Through our travels, we had common activities. We immediately sought out where the locals eat and drink for an authentic meal. (Can you expect less with two Yelp Elites like us?) We would visit historical landmarks highly rated in travel guides. And we always found a way to set out on some sort of a hike.

We traversed near the Hollywood Hills and within the Red Woods in Cali, we scaled the foothills of the Rockies in Colorado, we took romantic walks on the beach in Thailand, we immersed ourselves in the city life of Singapore, we got lost in the temples of Cambodia, and we ultimately climbed Dragon’s Back in Hong Kong upon recommendation from a fellow Darden FY.

Out of all our hikes, I most remember Dragon’s Back for the experience and the views.  It wasn’t like our other hikes in which we eventually reached the top or the destination within a couple hours, properly celebrated our journey with a few photos and then immediately went back. This hike lasted all day and into the night. It was true to its title, containing several peaks and valleys to simulate the back of a dragon. Each peak provided a different perspective. Distances between each peak were varied. And when we thought we were “done,” we ended up continuing on other trails that were linked.
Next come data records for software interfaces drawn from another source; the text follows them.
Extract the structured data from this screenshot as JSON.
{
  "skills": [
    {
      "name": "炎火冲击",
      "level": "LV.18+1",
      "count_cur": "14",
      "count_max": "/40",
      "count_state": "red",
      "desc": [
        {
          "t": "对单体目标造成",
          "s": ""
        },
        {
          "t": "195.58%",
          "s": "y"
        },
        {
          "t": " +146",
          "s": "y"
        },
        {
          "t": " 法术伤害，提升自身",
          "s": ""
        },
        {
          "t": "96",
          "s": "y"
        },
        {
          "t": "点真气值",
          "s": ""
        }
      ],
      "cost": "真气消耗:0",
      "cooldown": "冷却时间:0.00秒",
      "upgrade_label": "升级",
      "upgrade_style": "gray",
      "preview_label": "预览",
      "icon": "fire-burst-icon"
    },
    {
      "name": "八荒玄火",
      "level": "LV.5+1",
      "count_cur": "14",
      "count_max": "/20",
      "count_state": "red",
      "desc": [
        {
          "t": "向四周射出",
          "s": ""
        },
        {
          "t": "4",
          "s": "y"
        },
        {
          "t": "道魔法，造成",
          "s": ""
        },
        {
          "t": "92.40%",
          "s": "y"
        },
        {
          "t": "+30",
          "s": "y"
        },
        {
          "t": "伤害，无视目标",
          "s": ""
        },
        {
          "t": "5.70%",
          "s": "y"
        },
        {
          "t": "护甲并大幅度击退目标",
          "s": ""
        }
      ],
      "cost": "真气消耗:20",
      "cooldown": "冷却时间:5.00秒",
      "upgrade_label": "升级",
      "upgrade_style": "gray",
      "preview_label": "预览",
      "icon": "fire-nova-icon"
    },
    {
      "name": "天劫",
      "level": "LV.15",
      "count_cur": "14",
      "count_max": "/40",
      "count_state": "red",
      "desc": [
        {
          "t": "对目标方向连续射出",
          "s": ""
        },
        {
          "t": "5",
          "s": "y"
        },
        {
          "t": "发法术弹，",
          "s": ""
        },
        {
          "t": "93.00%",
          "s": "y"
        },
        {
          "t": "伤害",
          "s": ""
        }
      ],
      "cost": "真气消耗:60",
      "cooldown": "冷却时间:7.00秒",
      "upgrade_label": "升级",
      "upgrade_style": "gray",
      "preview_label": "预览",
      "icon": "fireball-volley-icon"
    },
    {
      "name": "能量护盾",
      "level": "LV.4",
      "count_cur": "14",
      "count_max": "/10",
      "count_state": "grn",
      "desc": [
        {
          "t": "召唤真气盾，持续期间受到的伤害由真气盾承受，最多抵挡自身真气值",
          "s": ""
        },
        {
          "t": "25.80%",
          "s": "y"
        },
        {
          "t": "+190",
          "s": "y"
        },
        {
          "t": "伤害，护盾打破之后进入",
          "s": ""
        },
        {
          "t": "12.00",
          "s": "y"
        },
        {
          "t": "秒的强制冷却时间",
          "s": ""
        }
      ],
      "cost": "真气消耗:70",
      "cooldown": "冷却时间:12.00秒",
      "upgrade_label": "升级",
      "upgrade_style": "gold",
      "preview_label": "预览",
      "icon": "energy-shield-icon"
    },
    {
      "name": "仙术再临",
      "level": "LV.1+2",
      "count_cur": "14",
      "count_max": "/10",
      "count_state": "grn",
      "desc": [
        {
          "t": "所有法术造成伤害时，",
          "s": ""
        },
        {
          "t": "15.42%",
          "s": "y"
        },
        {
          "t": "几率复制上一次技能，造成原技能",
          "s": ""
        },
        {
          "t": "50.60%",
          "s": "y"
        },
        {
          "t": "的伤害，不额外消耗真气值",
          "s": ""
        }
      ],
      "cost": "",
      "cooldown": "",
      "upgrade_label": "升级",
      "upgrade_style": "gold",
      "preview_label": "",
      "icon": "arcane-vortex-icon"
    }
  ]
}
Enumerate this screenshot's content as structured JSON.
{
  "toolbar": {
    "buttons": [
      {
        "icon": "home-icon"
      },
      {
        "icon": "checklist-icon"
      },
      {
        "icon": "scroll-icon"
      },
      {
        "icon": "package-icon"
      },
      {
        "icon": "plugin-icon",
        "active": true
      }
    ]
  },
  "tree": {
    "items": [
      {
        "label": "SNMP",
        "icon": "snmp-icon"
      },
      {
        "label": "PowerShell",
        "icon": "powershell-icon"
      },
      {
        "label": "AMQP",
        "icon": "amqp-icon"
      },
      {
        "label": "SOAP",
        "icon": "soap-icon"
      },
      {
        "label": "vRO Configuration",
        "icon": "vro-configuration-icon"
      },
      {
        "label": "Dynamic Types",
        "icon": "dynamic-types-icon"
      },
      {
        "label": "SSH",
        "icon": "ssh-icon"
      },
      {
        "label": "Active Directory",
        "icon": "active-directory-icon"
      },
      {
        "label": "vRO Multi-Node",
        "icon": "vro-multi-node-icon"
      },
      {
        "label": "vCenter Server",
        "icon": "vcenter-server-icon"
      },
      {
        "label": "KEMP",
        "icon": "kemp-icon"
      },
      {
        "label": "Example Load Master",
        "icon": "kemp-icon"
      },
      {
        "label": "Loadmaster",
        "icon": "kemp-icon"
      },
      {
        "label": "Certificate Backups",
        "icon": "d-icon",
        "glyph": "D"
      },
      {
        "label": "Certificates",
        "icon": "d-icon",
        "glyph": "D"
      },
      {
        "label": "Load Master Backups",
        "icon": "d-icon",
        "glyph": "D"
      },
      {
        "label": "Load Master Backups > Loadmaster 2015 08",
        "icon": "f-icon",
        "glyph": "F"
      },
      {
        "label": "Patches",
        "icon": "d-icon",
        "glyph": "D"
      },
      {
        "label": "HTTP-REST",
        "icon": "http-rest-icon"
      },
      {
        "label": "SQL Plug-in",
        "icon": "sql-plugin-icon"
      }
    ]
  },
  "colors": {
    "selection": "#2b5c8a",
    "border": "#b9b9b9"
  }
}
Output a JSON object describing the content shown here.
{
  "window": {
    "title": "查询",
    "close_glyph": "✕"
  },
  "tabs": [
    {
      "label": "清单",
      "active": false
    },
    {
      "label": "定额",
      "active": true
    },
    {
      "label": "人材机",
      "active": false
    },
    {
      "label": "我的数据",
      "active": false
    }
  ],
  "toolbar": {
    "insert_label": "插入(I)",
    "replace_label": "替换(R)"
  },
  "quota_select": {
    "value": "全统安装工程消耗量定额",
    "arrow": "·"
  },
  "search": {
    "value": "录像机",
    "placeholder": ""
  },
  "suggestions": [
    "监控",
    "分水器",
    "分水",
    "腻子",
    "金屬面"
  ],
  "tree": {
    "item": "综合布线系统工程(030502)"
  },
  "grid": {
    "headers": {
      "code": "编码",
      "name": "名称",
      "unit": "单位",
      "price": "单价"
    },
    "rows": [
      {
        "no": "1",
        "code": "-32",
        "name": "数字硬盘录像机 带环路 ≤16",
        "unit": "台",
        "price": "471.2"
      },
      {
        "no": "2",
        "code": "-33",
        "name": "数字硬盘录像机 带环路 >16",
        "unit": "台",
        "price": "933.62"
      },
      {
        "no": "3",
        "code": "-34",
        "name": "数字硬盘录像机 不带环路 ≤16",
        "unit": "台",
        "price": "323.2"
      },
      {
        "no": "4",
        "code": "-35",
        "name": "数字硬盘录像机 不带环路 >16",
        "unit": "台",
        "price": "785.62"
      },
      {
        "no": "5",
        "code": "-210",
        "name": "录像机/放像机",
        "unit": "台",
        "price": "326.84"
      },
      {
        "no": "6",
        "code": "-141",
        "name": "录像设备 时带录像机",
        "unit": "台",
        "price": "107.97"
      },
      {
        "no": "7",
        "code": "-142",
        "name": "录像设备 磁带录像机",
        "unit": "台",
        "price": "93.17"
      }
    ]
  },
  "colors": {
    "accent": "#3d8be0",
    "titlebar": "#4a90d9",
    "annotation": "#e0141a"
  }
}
Our memorable day of hiking in Hong Kong reminded me much of what our journey has been like since graduating from Michigan State University six years ago, where my husband and I met. I especially experienced those “valleys” of exhaustion in my first few years as a teacher, those “peaks” of my tenure when I was most proud of my students as I saw them grow and improve, and those uncertain moments of trekking through life when I wasn’t sure if I could continue on this “path.”

Now that I have left Chicagoland, and the profession of teaching, at least for these two years in Charlottesville, VA, I feel like I am beginning a new hike like that day in Hong Kong. I am not exactly sure yet what I will be doing while my husband is at Darden, but I can trust that there will be a peak in my near future because I will keep going until I find that next view.